▶ Your goal
Copy the records exactly. Include every line.

▶ Given data
------------------------------
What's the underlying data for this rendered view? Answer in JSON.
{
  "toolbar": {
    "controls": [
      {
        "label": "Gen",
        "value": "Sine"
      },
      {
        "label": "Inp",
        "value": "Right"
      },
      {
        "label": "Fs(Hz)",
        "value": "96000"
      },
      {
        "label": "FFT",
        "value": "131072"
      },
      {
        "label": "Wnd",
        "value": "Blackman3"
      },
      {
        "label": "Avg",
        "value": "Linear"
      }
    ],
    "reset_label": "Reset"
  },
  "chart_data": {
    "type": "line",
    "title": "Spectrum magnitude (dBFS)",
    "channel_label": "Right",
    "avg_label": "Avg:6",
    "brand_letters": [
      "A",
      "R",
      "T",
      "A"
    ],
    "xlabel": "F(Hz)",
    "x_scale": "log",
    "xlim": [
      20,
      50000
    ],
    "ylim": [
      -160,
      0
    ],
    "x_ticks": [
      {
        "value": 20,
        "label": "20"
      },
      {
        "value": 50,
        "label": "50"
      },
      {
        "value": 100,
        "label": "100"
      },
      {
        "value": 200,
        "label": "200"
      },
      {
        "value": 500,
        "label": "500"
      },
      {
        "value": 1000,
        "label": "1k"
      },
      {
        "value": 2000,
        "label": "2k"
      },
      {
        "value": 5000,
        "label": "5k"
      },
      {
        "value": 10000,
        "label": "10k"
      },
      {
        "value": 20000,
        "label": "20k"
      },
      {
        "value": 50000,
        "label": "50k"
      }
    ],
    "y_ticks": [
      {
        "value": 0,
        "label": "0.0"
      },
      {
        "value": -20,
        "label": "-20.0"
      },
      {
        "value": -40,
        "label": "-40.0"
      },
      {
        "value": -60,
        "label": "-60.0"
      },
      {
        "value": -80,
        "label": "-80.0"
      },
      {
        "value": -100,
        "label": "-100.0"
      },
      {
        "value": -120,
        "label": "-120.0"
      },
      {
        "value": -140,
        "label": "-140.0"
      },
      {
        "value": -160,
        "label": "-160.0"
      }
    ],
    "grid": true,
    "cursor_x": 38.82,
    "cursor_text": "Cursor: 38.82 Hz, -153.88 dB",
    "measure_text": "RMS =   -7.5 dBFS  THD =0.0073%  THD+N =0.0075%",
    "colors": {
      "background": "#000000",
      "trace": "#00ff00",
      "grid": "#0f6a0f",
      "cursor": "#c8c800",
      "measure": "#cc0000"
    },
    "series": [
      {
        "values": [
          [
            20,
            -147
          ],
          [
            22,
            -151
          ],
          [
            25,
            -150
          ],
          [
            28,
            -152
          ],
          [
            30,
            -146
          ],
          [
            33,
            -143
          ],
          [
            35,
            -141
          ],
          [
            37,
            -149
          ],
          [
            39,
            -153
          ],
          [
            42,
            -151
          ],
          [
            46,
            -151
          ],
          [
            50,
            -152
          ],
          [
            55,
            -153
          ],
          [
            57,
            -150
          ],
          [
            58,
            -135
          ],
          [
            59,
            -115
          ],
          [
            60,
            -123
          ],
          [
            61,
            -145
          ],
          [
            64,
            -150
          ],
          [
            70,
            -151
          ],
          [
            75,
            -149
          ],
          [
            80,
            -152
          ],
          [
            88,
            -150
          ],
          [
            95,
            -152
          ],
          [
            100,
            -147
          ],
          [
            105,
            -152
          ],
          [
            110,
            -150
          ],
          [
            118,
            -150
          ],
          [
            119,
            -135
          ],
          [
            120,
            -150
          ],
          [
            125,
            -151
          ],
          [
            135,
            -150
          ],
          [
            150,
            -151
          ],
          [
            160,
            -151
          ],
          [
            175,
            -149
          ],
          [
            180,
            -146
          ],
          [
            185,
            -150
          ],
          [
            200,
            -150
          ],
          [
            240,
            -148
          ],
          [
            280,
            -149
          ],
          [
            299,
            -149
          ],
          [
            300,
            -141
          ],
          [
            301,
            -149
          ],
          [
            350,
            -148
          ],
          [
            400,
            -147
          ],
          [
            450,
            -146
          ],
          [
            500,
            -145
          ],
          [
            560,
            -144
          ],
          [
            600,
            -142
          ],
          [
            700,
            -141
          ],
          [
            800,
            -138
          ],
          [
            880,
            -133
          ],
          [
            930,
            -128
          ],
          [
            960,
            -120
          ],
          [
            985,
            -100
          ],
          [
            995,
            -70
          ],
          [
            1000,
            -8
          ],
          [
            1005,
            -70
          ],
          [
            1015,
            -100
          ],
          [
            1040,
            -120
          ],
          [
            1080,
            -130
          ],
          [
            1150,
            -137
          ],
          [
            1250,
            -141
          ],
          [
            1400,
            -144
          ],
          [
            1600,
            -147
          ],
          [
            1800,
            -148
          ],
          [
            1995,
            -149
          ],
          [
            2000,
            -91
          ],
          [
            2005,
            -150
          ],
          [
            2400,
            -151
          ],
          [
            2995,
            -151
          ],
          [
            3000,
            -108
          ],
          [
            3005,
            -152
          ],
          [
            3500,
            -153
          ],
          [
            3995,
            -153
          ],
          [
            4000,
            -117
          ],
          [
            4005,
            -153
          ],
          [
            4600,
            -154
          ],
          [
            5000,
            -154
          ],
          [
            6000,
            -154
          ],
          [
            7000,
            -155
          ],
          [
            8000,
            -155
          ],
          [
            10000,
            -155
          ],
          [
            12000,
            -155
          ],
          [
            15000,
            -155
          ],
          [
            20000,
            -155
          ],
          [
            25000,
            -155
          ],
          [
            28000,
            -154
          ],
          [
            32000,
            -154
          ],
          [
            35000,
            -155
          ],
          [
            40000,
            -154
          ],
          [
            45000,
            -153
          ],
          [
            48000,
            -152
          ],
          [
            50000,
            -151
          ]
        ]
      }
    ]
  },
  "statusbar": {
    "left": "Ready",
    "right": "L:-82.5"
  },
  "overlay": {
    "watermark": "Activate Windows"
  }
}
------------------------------
▶ Response box
What's the underlying data for this rendered view? Answer in JSON.
{
  "toolbar": {
    "controls": [
      {
        "label": "Gen",
        "value": "Sine"
      },
      {
        "label": "Inp",
        "value": "Right"
      },
      {
        "label": "Fs(Hz)",
        "value": "96000"
      },
      {
        "label": "FFT",
        "value": "131072"
      },
      {
        "label": "Wnd",
        "value": "Blackman3"
      },
      {
        "label": "Avg",
        "value": "Linear"
      }
    ],
    "reset_label": "Reset"
  },
  "chart_data": {
    "type": "line",
    "title": "Spectrum magnitude (dBFS)",
    "channel_label": "Right",
    "avg_label": "Avg:6",
    "brand_letters": [
      "A",
      "R",
      "T",
      "A"
    ],
    "xlabel": "F(Hz)",
    "x_scale": "log",
    "xlim": [
      20,
      50000
    ],
    "ylim": [
      -160,
      0
    ],
    "x_ticks": [
      {
        "value": 20,
        "label": "20"
      },
      {
        "value": 50,
        "label": "50"
      },
      {
        "value": 100,
        "label": "100"
      },
      {
        "value": 200,
        "label": "200"
      },
      {
        "value": 500,
        "label": "500"
      },
      {
        "value": 1000,
        "label": "1k"
      },
      {
        "value": 2000,
        "label": "2k"
      },
      {
        "value": 5000,
        "label": "5k"
      },
      {
        "value": 10000,
        "label": "10k"
      },
      {
        "value": 20000,
        "label": "20k"
      },
      {
        "value": 50000,
        "label": "50k"
      }
    ],
    "y_ticks": [
      {
        "value": 0,
        "label": "0.0"
      },
      {
        "value": -20,
        "label": "-20.0"
      },
      {
        "value": -40,
        "label": "-40.0"
      },
      {
        "value": -60,
        "label": "-60.0"
      },
      {
        "value": -80,
        "label": "-80.0"
      },
      {
        "value": -100,
        "label": "-100.0"
      },
      {
        "value": -120,
        "label": "-120.0"
      },
      {
        "value": -140,
        "label": "-140.0"
      },
      {
        "value": -160,
        "label": "-160.0"
      }
    ],
    "grid": true,
    "cursor_x": 38.82,
    "cursor_text": "Cursor: 38.82 Hz, -153.88 dB",
    "measure_text": "RMS =   -7.5 dBFS  THD =0.0073%  THD+N =0.0075%",
    "colors": {
      "background": "#000000",
      "trace": "#00ff00",
      "grid": "#0f6a0f",
      "cursor": "#c8c800",
      "measure": "#cc0000"
    },
    "series": [
      {
        "values": [
          [
            20,
            -147
          ],
          [
            22,
            -151
          ],
          [
            25,
            -150
          ],
          [
            28,
            -152
          ],
          [
            30,
            -146
          ],
          [
            33,
            -143
          ],
          [
            35,
            -141
          ],
          [
            37,
            -149
          ],
          [
            39,
            -153
          ],
          [
            42,
            -151
          ],
          [
            46,
            -151
          ],
          [
            50,
            -152
          ],
          [
            55,
            -153
          ],
          [
            57,
            -150
          ],
          [
            58,
            -135
          ],
          [
            59,
            -115
          ],
          [
            60,
            -123
          ],
          [
            61,
            -145
          ],
          [
            64,
            -150
          ],
          [
            70,
            -151
          ],
          [
            75,
            -149
          ],
          [
            80,
            -152
          ],
          [
            88,
            -150
          ],
          [
            95,
            -152
          ],
          [
            100,
            -147
          ],
          [
            105,
            -152
          ],
          [
            110,
            -150
          ],
          [
            118,
            -150
          ],
          [
            119,
            -135
          ],
          [
            120,
            -150
          ],
          [
            125,
            -151
          ],
          [
            135,
            -150
          ],
          [
            150,
            -151
          ],
          [
            160,
            -151
          ],
          [
            175,
            -149
          ],
          [
            180,
            -146
          ],
          [
            185,
            -150
          ],
          [
            200,
            -150
          ],
          [
            240,
            -148
          ],
          [
            280,
            -149
          ],
          [
            299,
            -149
          ],
          [
            300,
            -141
          ],
          [
            301,
            -149
          ],
          [
            350,
            -148
          ],
          [
            400,
            -147
          ],
          [
            450,
            -146
          ],
          [
            500,
            -145
          ],
          [
            560,
            -144
          ],
          [
            600,
            -142
          ],
          [
            700,
            -141
          ],
          [
            800,
            -138
          ],
          [
            880,
            -133
          ],
          [
            930,
            -128
          ],
          [
            960,
            -120
          ],
          [
            985,
            -100
          ],
          [
            995,
            -70
          ],
          [
            1000,
            -8
          ],
          [
            1005,
            -70
          ],
          [
            1015,
            -100
          ],
          [
            1040,
            -120
          ],
          [
            1080,
            -130
          ],
          [
            1150,
            -137
          ],
          [
            1250,
            -141
          ],
          [
            1400,
            -144
          ],
          [
            1600,
            -147
          ],
          [
            1800,
            -148
          ],
          [
            1995,
            -149
          ],
          [
            2000,
            -91
          ],
          [
            2005,
            -150
          ],
          [
            2400,
            -151
          ],
          [
            2995,
            -151
          ],
          [
            3000,
            -108
          ],
          [
            3005,
            -152
          ],
          [
            3500,
            -153
          ],
          [
            3995,
            -153
          ],
          [
            4000,
            -117
          ],
          [
            4005,
            -153
          ],
          [
            4600,
            -154
          ],
          [
            5000,
            -154
          ],
          [
            6000,
            -154
          ],
          [
            7000,
            -155
          ],
          [
            8000,
            -155
          ],
          [
            10000,
            -155
          ],
          [
            12000,
            -155
          ],
          [
            15000,
            -155
          ],
          [
            20000,
            -155
          ],
          [
            25000,
            -155
          ],
          [
            28000,
            -154
          ],
          [
            32000,
            -154
          ],
          [
            35000,
            -155
          ],
          [
            40000,
            -154
          ],
          [
            45000,
            -153
          ],
          [
            48000,
            -152
          ],
          [
            50000,
            -151
          ]
        ]
      }
    ]
  },
  "statusbar": {
    "left": "Ready",
    "right": "L:-82.5"
  },
  "overlay": {
    "watermark": "Activate Windows"
  }
}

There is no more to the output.